Tailoring doesn’t just mean a suit
By James on 20th June, 2011

Men today wear fewer and fewer suits in the office, and I can understand that this could make bespoke tailoring seem less relevant. But the value is just as great in having an odd jacket made and wearing it with more casual trousers. You get the benefits of the Anderson & Sheppard comfort, great fit and great quality, but in an everyday jacket that you can wear in a variety of situations.

Right now, by far the most popular material for odd jackets is linen. Understandable really, given the weather, but it is also a great summer choice and a material that I personally love. It wears very well, can just be thrown on every day and ages very well. Men tend to order it in heavier weights, in order to avoid as much wrinkling as possible, which I would recommend. Thirteen ounce, for example, rather than 10. It gives the jacket a little bit of gravitas.
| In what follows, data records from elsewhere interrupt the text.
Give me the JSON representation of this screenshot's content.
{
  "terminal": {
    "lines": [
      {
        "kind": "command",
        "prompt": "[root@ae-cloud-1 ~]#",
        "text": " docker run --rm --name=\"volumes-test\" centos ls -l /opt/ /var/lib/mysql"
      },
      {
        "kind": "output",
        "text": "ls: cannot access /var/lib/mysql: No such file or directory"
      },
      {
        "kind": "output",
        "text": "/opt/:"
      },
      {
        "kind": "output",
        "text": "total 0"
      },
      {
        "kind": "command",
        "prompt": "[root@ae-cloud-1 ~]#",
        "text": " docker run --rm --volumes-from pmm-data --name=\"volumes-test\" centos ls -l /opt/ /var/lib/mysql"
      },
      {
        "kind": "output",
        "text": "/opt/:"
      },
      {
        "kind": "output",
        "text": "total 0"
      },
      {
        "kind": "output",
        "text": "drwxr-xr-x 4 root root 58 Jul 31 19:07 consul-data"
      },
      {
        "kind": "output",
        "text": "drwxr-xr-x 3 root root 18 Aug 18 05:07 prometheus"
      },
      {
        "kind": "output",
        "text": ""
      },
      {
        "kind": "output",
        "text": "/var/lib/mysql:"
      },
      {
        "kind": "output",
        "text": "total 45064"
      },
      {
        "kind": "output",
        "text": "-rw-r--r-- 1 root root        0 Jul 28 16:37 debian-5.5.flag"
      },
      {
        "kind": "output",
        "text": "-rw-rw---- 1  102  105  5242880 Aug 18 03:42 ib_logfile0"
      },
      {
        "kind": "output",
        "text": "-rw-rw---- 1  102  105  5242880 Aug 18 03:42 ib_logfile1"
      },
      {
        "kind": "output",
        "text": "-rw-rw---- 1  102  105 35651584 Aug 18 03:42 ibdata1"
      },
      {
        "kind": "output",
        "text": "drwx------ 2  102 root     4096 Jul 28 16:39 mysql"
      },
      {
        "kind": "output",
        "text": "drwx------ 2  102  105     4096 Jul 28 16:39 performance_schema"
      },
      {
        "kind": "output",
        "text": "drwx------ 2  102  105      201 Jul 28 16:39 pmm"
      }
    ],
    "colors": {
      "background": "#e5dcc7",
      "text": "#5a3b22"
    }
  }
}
If all you want is lightness, then have a 10-ounce jacket and get it half lined. Cotton is also very light and a nice alternative for summer but I find it’s hard to wear – it’s very unforgiving, you constantly feel you’re battling against it, plus it doesn’t last that well.  

In colder months, tweed is the most popular. Men love their tweeds, particularly the big checks (not that the cutters like working with those much!) and the most commonly ordered colours are brown and green. But there has also been a trend recently towards tweeds in less countrified colours, such as blue and grey. That’s probably in line with more men wearing them in the city. Tweeds can be in any colour and any pattern – a light grey herringbone or Donegal, for example.

The weights have become lighter for tweeds as well, enabling them to be worn longer through the year. Once men like tweed and get into it, they want to wear it for as long as possible.